Once I actually started sorting out the tangle of tomato plants, pumpkin vines, cucumbers and potatoes all growing over and under each other I didn't think about anything else for a couple of hours. Then I stood up straight, slowly extracting bits of my body from the awkward angles required not to step on any plants, and getting stiffly back into the upright position. Then it hit..... hunger... and I gathered my tools and some massive potatoes I had found under the pumpkin vine and headed for the kitchen.

image I grabbed an apple and ate it so I wouldn't collapse on the floor while I put the coffee on. Then I looked at what food I had that would really satisfy this gnawing pain.... there was left over Easter egg, fruit and all sorts of healthy stuff that would not have touched the sides. And then I saw it..... a jar of super crunchy peanut paste.... just bought the other day.... perfect.

And I discovered something interesting.... peanut paste, straight off the knife, goes really well with coffee and a banana. A threesome made to satisfy the biggest hunger....

In fact, when Hugh worked as a crew member of the Duyfken sailing ship, he kept a jar of peanut paste under his pillow so that, when all hands were called in the middle of cold, wild nights in a big sea off Tasmania, he could have the strength to climb the rigging and heave on the ropes.

I am not sure that working in Glenys's garden is quite that rigorous but peanut paste sure fills the corners until lunch time!




This is one of 4 enormous potatoes I dug up today - I could hardly pick it up with one hand .... the biggest one weighed nearly 1 kilogram!







Absolutely breathtaking.... autumn colours in the Adelaide hills and all around me in this garden, every day.

Monday 20 April 2009


The phone conversation went something like this....

"Hey Mum, wanna come round to my place on the weekend?"

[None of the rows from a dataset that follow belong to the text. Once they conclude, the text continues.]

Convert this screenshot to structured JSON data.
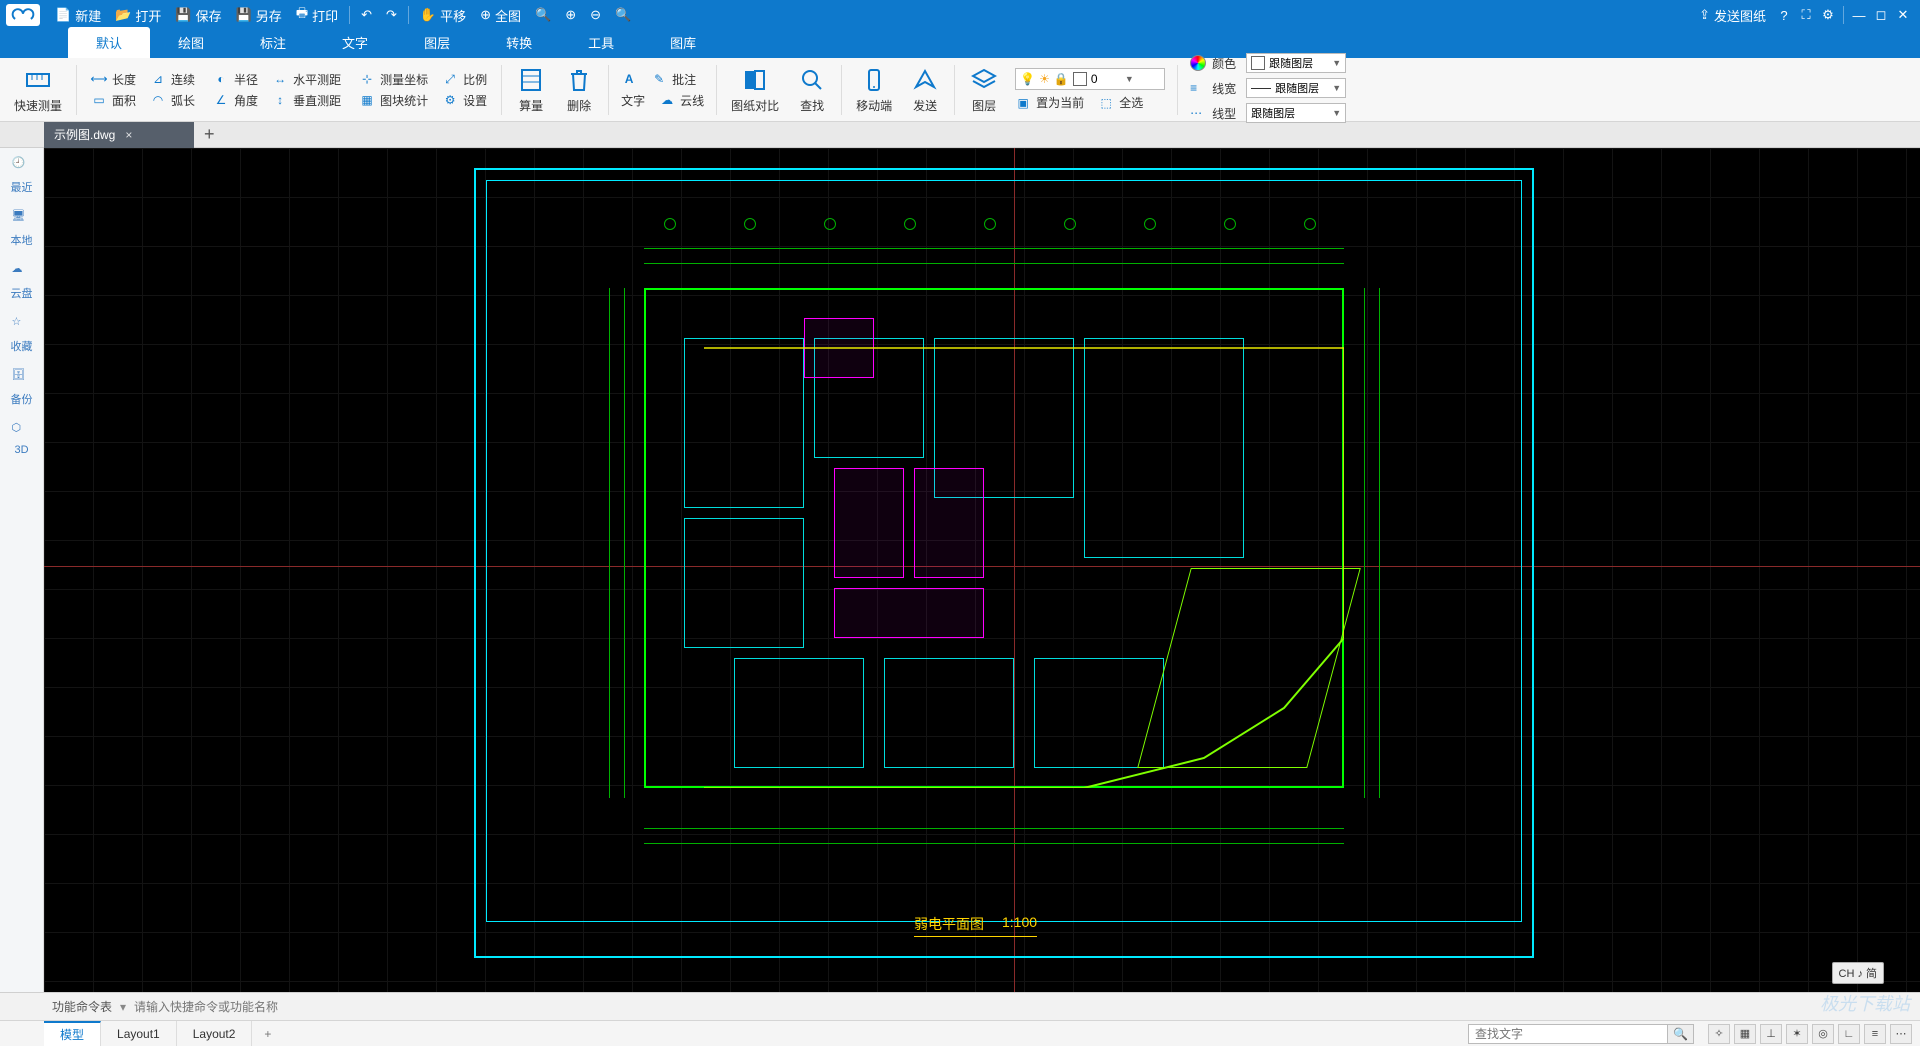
{
  "titlebar": {
    "new": "新建",
    "open": "打开",
    "save": "保存",
    "saveas": "另存",
    "print": "打印",
    "pan": "平移",
    "fullview": "全图",
    "send_drawing": "发送图纸"
  },
  "ribbon_tabs": [
    "默认",
    "绘图",
    "标注",
    "文字",
    "图层",
    "转换",
    "工具",
    "图库"
  ],
  "ribbon": {
    "quick_measure": "快速测量",
    "length": "长度",
    "continuous": "连续",
    "radius": "半径",
    "hdist": "水平测距",
    "area": "面积",
    "arc": "弧长",
    "angle": "角度",
    "vdist": "垂直测距",
    "coord": "测量坐标",
    "scale": "比例",
    "block_stat": "图块统计",
    "settings": "设置",
    "calc": "算量",
    "delete": "删除",
    "text": "文字",
    "annotate": "批注",
    "cloud": "云线",
    "compare": "图纸对比",
    "find": "查找",
    "mobile": "移动端",
    "send": "发送",
    "layers": "图层",
    "set_current": "置为当前",
    "select_all": "全选",
    "color": "颜色",
    "lineweight": "线宽",
    "linetype": "线型",
    "bylayer": "跟随图层",
    "layer_value": "0"
  },
  "document": {
    "name": "示例图.dwg"
  },
  "sidebar": {
    "recent": "最近",
    "local": "本地",
    "cloud": "云盘",
    "fav": "收藏",
    "backup": "备份",
    "threed": "3D"
  },
  "drawing": {
    "title": "弱电平面图",
    "scale": "1:100"
  },
  "ime": "CH ♪ 简",
  "command": {
    "label": "功能命令表",
    "placeholder": "请输入快捷命令或功能名称"
  },
  "layouts": {
    "model": "模型",
    "tabs": [
      "Layout1",
      "Layout2"
    ]
  },
  "search": {
    "placeholder": "查找文字"
  },
  "watermark": "极光下载站"
}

"Yeah, that would be nice, Hugh"

"How about Sunday"

"OK....( mother mentally re-arranging her plans....) Can I bring anything?"

" I thought we might get that new bed ready in the garden. Can you bring the wheelbarrow?"

( Mother thinking.... my car is small, the wheel barrow is enormous but hey, I am inventive...) "No problem Hugh.... I might get some seedlings from Diana too, I need some anyway"

"Cool. Thanks Mum, see you then."

Diana had a stall at the the Stirling Autumn Garden Fair on Sunday, so I went for a spin, with the wheelbarrow snuggly fitted into most of my car and various other bits and pieces tucked in around the sides. My fork and spade were there and my whole gardening bag, complete with ho-mi, labels, twine, wire and a multitude of clipping, digging, and planting tools and various screwdrivers and a multi-grip wrench as well as assorted watering system repair odds and ends. I also threw in 2 bags of compost and a loaf of bread.... well, you just never know, when you go to Hugh's!

image Here is Hugh, proud owner of a pile of dead stuff and lots of rubbish...but hey, what are mothers for? image Luckily, this mother came prepared... and got started on the demolition while Hugh did another job...
image Hugh drilled holes in this bin to make an in-situ compost maker.... only I didn't bring any worms.... well, he never said..... image
In place. The herbs are going really well in the bed we made a few months ago
imageThat looks better... but very dry so I asked Hugh to find some pipe so we could use the water from the tank... image Like his mother, Hugh is innovative.... too bad if the pipe is joined to the house..

A moment later it wasn't....
image image We made channels for the water to run in and held it all in place with the fork.... while we had a drink to cool off...
image Hugh wanted the seedlings in 10 nice neat rows so the insects could eat them faster.... sorry Hugh!
I hate rows and rules... and regulations and governments and....ok that's enough....
We put a sheet over it all to shade it for a few days.... good luck and happy gardening and eating, Hugh.

There is nothing I would rather have done that Sunday than help Hugh get started on a new bed for his vegetables. It is a sweet feeling to have given your children the desire to grow delicious food for themselves. Hugh is a fabulous cook and I am looking forward to a meal or two in the future, using some of these things we planted today.